[Entries taken from a collection]
★ ★ ★ ★ ★

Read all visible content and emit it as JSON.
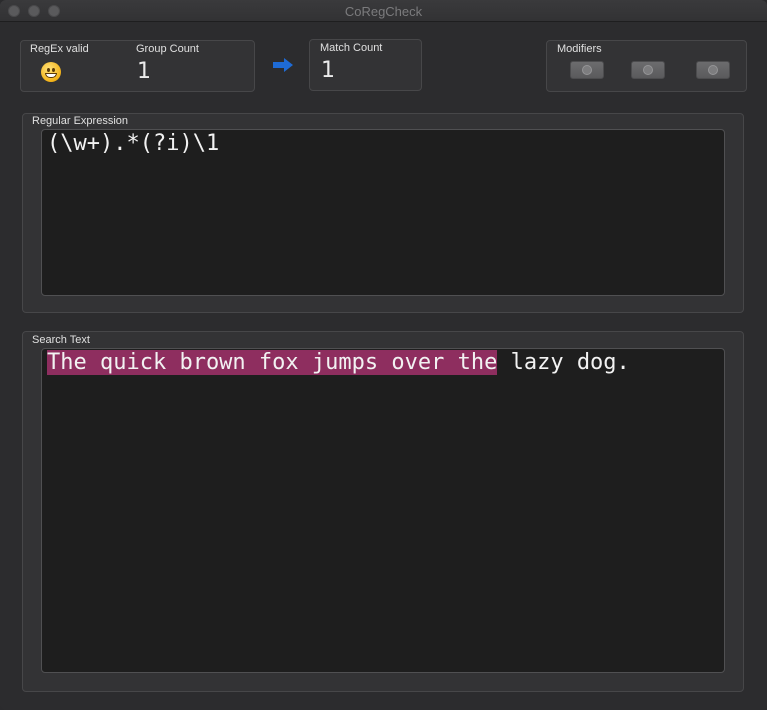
{
  "window": {
    "title": "CoRegCheck"
  },
  "status": {
    "regex_valid_label": "RegEx valid",
    "regex_valid_icon": "smiley-icon",
    "group_count_label": "Group Count",
    "group_count_value": "1",
    "match_count_label": "Match Count",
    "match_count_value": "1",
    "arrow_icon": "right-arrow-icon",
    "arrow_color": "#1e6bd6"
  },
  "modifiers": {
    "label": "Modifiers"
  },
  "regex_panel": {
    "label": "Regular Expression",
    "value": "(\\w+).*(?i)\\1"
  },
  "search_panel": {
    "label": "Search Text",
    "matched_text": "The quick brown fox jumps over the",
    "unmatched_text": " lazy dog.",
    "highlight_color": "#8e2e5f"
  }
}
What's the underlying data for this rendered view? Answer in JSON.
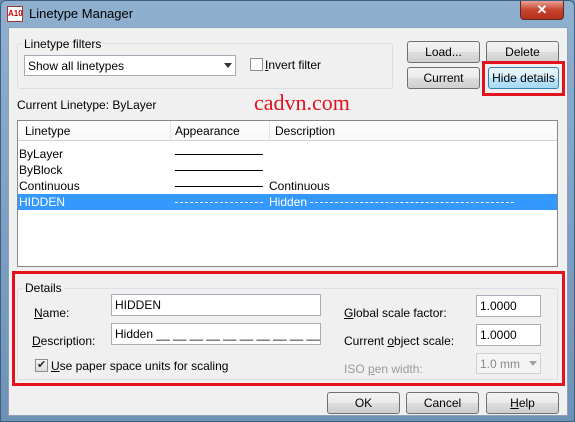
{
  "window": {
    "title": "Linetype Manager",
    "app_icon_text": "A10",
    "close_glyph": "✕"
  },
  "filters": {
    "group_label": "Linetype filters",
    "selected": "Show all linetypes",
    "invert_label": "Invert filter",
    "invert_checked": false
  },
  "buttons": {
    "load": "Load...",
    "delete": "Delete",
    "current": "Current",
    "hide_details": "Hide details",
    "ok": "OK",
    "cancel": "Cancel",
    "help": "Help"
  },
  "current_linetype": {
    "label": "Current Linetype:",
    "value": "ByLayer"
  },
  "watermark": "cadvn.com",
  "list": {
    "columns": [
      "Linetype",
      "Appearance",
      "Description"
    ],
    "rows": [
      {
        "name": "ByLayer",
        "appearance": "solid",
        "description": ""
      },
      {
        "name": "ByBlock",
        "appearance": "solid",
        "description": ""
      },
      {
        "name": "Continuous",
        "appearance": "solid",
        "description": "Continuous"
      },
      {
        "name": "HIDDEN",
        "appearance": "dashed",
        "description": "Hidden",
        "selected": true
      }
    ]
  },
  "details": {
    "group_label": "Details",
    "name_label": "Name:",
    "name_value": "HIDDEN",
    "description_label": "Description:",
    "description_value": "Hidden __ __ __ __ __ __ __ __ __ __ __ __ __ __ __ __",
    "paper_space_label": "Use paper space units for scaling",
    "paper_space_checked": true,
    "global_scale_label": "Global scale factor:",
    "global_scale_value": "1.0000",
    "object_scale_label": "Current object scale:",
    "object_scale_value": "1.0000",
    "iso_pen_label": "ISO pen width:",
    "iso_pen_value": "1.0 mm"
  },
  "colors": {
    "highlight": "#3399ff",
    "annotation_red": "#e2121f"
  }
}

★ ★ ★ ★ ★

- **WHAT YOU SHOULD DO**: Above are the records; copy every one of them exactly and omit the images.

- **EXERCISE SOLUTION**:
Read all visible content and emit it as JSON.
{
  "window": {
    "title": "CoRegCheck"
  },
  "status": {
    "regex_valid_label": "RegEx valid",
    "regex_valid_icon": "smiley-icon",
    "group_count_label": "Group Count",
    "group_count_value": "1",
    "match_count_label": "Match Count",
    "match_count_value": "1",
    "arrow_icon": "right-arrow-icon",
    "arrow_color": "#1e6bd6"
  },
  "modifiers": {
    "label": "Modifiers"
  },
  "regex_panel": {
    "label": "Regular Expression",
    "value": "(\\w+).*(?i)\\1"
  },
  "search_panel": {
    "label": "Search Text",
    "matched_text": "The quick brown fox jumps over the",
    "unmatched_text": " lazy dog.",
    "highlight_color": "#8e2e5f"
  }
}
What's the underlying data for this rendered view? Answer in JSON.
{
  "window": {
    "title": "Linetype Manager",
    "app_icon_text": "A10",
    "close_glyph": "✕"
  },
  "filters": {
    "group_label": "Linetype filters",
    "selected": "Show all linetypes",
    "invert_label": "Invert filter",
    "invert_checked": false
  },
  "buttons": {
    "load": "Load...",
    "delete": "Delete",
    "current": "Current",
    "hide_details": "Hide details",
    "ok": "OK",
    "cancel": "Cancel",
    "help": "Help"
  },
  "current_linetype": {
    "label": "Current Linetype:",
    "value": "ByLayer"
  },
  "watermark": "cadvn.com",
  "list": {
    "columns": [
      "Linetype",
      "Appearance",
      "Description"
    ],
    "rows": [
      {
        "name": "ByLayer",
        "appearance": "solid",
        "description": ""
      },
      {
        "name": "ByBlock",
        "appearance": "solid",
        "description": ""
      },
      {
        "name": "Continuous",
        "appearance": "solid",
        "description": "Continuous"
      },
      {
        "name": "HIDDEN",
        "appearance": "dashed",
        "description": "Hidden",
        "selected": true
      }
    ]
  },
  "details": {
    "group_label": "Details",
    "name_label": "Name:",
    "name_value": "HIDDEN",
    "description_label": "Description:",
    "description_value": "Hidden __ __ __ __ __ __ __ __ __ __ __ __ __ __ __ __",
    "paper_space_label": "Use paper space units for scaling",
    "paper_space_checked": true,
    "global_scale_label": "Global scale factor:",
    "global_scale_value": "1.0000",
    "object_scale_label": "Current object scale:",
    "object_scale_value": "1.0000",
    "iso_pen_label": "ISO pen width:",
    "iso_pen_value": "1.0 mm"
  },
  "colors": {
    "highlight": "#3399ff",
    "annotation_red": "#e2121f"
  }
}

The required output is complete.